• If we always take the farthest available data point, we are likely to select points that lie on the perimeter of our data set. This is a very bad idea: there would be no centers representing the middle of the data set. Moreover, kmeans++, and most clustering algorithms, exploit some amount of randomness, as this will avoid pathological cases. Jan 29, 2015 at 23:03
• +1. by dividing up the unit interval (0→1) by segments of length pi and uniformly choosing a value.... Note that this is equivalent to (and a mechanics of) picking one value from categorical distribution en.wikipedia.org/wiki/Categorical_distribution. A weighted selection without replacement. Feb 2, 2017 at 9:58

For step 3,

Choose one new data point at random as a new center, using a weighted probability distribution where a point x is chosen with probability proportional to $D(x)^2$.

Compute all the $D(x)^2$ values and convert them to an array of cumulative sums. That way each item is represented by a range proportional to its value. Then pick a uniform random number in that range and see which item it corresponds to (using a binary search).

For instance, you have:

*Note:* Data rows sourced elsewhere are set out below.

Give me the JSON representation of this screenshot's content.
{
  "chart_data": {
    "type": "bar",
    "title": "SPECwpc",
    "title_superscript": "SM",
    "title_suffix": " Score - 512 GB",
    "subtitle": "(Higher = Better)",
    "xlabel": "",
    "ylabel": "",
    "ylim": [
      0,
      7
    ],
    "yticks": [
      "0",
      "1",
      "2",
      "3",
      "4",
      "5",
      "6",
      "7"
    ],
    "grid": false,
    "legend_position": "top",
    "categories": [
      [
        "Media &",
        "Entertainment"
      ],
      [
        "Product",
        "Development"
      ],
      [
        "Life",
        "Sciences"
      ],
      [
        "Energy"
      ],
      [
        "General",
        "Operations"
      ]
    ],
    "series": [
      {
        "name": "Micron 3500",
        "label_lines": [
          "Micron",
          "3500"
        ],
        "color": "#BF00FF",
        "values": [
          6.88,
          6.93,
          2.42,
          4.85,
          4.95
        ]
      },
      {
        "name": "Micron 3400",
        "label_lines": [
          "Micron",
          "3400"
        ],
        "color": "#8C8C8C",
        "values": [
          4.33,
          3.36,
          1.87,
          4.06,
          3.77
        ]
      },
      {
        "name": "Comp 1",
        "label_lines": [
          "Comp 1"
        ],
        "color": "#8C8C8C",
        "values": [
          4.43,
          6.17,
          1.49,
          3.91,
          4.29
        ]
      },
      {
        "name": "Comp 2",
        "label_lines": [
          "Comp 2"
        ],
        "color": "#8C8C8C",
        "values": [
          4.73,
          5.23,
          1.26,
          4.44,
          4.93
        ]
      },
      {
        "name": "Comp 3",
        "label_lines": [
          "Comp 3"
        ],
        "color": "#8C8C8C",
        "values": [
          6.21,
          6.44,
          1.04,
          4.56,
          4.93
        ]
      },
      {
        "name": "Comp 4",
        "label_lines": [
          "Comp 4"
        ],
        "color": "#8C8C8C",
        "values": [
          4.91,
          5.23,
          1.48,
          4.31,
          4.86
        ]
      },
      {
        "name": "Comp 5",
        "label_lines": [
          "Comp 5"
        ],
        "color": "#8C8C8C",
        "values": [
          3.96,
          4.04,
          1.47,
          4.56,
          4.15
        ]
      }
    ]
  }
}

D(x)^2 = [2, 41, 74, 73, 58, 65, 4, 90]
cumulative D(x)^2 = [2, 43, 117, 190, 248, 313, 317, 407]


So pick a random number from [0, 407). Say you pick 123.45. It falls in the range [117, 190) which corresponds to the 4th item.

• +1 (But notice that the numbers 2, 41, ..., 90 in the question already are the squared distances--they should not be squared again.) It may be worth commenting, too, that squared distances are not always integers, so in general the random number should be a float rather than an integer. It can easily be generated by multiplying a uniform float in $(0,1]$ by the total squared distance.
– whuber
Jan 29, 2015 at 22:14
• +1 for the concrete example, but i have to accept David G. Stork's asware. He was faster. Jan 29, 2015 at 22:55